● DATA SUPPLIED:
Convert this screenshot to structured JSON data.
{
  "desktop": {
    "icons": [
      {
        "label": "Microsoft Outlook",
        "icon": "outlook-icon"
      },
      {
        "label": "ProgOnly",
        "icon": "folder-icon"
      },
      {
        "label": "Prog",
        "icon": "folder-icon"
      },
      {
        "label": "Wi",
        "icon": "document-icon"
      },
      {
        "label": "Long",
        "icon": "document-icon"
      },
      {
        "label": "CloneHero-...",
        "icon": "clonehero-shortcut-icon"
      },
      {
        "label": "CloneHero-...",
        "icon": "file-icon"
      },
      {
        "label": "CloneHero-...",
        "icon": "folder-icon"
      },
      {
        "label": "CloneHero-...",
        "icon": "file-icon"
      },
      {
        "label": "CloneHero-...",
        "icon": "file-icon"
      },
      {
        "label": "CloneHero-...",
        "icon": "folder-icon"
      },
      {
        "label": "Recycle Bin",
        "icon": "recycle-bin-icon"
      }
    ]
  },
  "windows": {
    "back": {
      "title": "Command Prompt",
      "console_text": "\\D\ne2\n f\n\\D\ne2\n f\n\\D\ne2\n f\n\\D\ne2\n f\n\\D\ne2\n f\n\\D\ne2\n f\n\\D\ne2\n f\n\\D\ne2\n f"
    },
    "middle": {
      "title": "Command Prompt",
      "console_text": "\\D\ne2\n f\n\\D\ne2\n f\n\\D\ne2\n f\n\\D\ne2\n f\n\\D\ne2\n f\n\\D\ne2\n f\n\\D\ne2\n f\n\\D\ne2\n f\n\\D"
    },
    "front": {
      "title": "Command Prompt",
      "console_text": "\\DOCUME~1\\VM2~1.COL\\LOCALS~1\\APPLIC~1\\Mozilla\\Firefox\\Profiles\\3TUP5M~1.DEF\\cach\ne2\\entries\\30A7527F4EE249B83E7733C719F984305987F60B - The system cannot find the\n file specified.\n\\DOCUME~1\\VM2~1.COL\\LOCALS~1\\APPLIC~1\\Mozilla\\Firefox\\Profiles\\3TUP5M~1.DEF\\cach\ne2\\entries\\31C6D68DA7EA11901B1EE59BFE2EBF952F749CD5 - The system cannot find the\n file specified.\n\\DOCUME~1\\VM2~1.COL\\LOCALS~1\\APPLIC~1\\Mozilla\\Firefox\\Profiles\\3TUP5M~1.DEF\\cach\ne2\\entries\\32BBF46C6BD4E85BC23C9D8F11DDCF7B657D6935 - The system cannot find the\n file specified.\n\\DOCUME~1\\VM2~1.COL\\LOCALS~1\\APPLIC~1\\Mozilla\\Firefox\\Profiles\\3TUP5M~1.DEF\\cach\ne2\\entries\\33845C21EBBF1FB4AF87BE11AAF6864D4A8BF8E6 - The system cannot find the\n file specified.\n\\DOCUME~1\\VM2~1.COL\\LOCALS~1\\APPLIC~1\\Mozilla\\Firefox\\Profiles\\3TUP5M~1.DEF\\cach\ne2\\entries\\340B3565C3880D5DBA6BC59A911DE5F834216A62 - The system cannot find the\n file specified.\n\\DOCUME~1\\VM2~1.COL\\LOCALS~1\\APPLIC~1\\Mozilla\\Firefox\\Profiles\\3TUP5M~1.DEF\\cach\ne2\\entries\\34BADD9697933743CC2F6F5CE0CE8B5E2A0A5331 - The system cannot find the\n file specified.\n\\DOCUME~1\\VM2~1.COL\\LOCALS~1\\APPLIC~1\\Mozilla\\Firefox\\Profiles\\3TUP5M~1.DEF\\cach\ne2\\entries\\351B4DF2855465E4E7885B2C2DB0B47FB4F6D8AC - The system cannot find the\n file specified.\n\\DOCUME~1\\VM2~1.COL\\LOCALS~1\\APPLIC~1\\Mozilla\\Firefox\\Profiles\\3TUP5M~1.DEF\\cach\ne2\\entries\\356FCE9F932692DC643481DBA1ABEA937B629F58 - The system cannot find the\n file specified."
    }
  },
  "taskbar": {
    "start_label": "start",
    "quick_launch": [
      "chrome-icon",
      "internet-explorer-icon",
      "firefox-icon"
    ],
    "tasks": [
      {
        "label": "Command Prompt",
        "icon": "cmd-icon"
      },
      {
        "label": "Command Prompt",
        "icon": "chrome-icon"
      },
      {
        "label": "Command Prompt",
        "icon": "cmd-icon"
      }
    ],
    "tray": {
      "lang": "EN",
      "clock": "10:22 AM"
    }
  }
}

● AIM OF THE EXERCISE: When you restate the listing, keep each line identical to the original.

● ANSWER BOX:
Convert this screenshot to structured JSON data.
{
  "desktop": {
    "icons": [
      {
        "label": "Microsoft Outlook",
        "icon": "outlook-icon"
      },
      {
        "label": "ProgOnly",
        "icon": "folder-icon"
      },
      {
        "label": "Prog",
        "icon": "folder-icon"
      },
      {
        "label": "Wi",
        "icon": "document-icon"
      },
      {
        "label": "Long",
        "icon": "document-icon"
      },
      {
        "label": "CloneHero-...",
        "icon": "clonehero-shortcut-icon"
      },
      {
        "label": "CloneHero-...",
        "icon": "file-icon"
      },
      {
        "label": "CloneHero-...",
        "icon": "folder-icon"
      },
      {
        "label": "CloneHero-...",
        "icon": "file-icon"
      },
      {
        "label": "CloneHero-...",
        "icon": "file-icon"
      },
      {
        "label": "CloneHero-...",
        "icon": "folder-icon"
      },
      {
        "label": "Recycle Bin",
        "icon": "recycle-bin-icon"
      }
    ]
  },
  "windows": {
    "back": {
      "title": "Command Prompt",
      "console_text": "\\D\ne2\n f\n\\D\ne2\n f\n\\D\ne2\n f\n\\D\ne2\n f\n\\D\ne2\n f\n\\D\ne2\n f\n\\D\ne2\n f\n\\D\ne2\n f"
    },
    "middle": {
      "title": "Command Prompt",
      "console_text": "\\D\ne2\n f\n\\D\ne2\n f\n\\D\ne2\n f\n\\D\ne2\n f\n\\D\ne2\n f\n\\D\ne2\n f\n\\D\ne2\n f\n\\D\ne2\n f\n\\D"
    },
    "front": {
      "title": "Command Prompt",
      "console_text": "\\DOCUME~1\\VM2~1.COL\\LOCALS~1\\APPLIC~1\\Mozilla\\Firefox\\Profiles\\3TUP5M~1.DEF\\cach\ne2\\entries\\30A7527F4EE249B83E7733C719F984305987F60B - The system cannot find the\n file specified.\n\\DOCUME~1\\VM2~1.COL\\LOCALS~1\\APPLIC~1\\Mozilla\\Firefox\\Profiles\\3TUP5M~1.DEF\\cach\ne2\\entries\\31C6D68DA7EA11901B1EE59BFE2EBF952F749CD5 - The system cannot find the\n file specified.\n\\DOCUME~1\\VM2~1.COL\\LOCALS~1\\APPLIC~1\\Mozilla\\Firefox\\Profiles\\3TUP5M~1.DEF\\cach\ne2\\entries\\32BBF46C6BD4E85BC23C9D8F11DDCF7B657D6935 - The system cannot find the\n file specified.\n\\DOCUME~1\\VM2~1.COL\\LOCALS~1\\APPLIC~1\\Mozilla\\Firefox\\Profiles\\3TUP5M~1.DEF\\cach\ne2\\entries\\33845C21EBBF1FB4AF87BE11AAF6864D4A8BF8E6 - The system cannot find the\n file specified.\n\\DOCUME~1\\VM2~1.COL\\LOCALS~1\\APPLIC~1\\Mozilla\\Firefox\\Profiles\\3TUP5M~1.DEF\\cach\ne2\\entries\\340B3565C3880D5DBA6BC59A911DE5F834216A62 - The system cannot find the\n file specified.\n\\DOCUME~1\\VM2~1.COL\\LOCALS~1\\APPLIC~1\\Mozilla\\Firefox\\Profiles\\3TUP5M~1.DEF\\cach\ne2\\entries\\34BADD9697933743CC2F6F5CE0CE8B5E2A0A5331 - The system cannot find the\n file specified.\n\\DOCUME~1\\VM2~1.COL\\LOCALS~1\\APPLIC~1\\Mozilla\\Firefox\\Profiles\\3TUP5M~1.DEF\\cach\ne2\\entries\\351B4DF2855465E4E7885B2C2DB0B47FB4F6D8AC - The system cannot find the\n file specified.\n\\DOCUME~1\\VM2~1.COL\\LOCALS~1\\APPLIC~1\\Mozilla\\Firefox\\Profiles\\3TUP5M~1.DEF\\cach\ne2\\entries\\356FCE9F932692DC643481DBA1ABEA937B629F58 - The system cannot find the\n file specified."
    }
  },
  "taskbar": {
    "start_label": "start",
    "quick_launch": [
      "chrome-icon",
      "internet-explorer-icon",
      "firefox-icon"
    ],
    "tasks": [
      {
        "label": "Command Prompt",
        "icon": "cmd-icon"
      },
      {
        "label": "Command Prompt",
        "icon": "chrome-icon"
      },
      {
        "label": "Command Prompt",
        "icon": "cmd-icon"
      }
    ],
    "tray": {
      "lang": "EN",
      "clock": "10:22 AM"
    }
  }
}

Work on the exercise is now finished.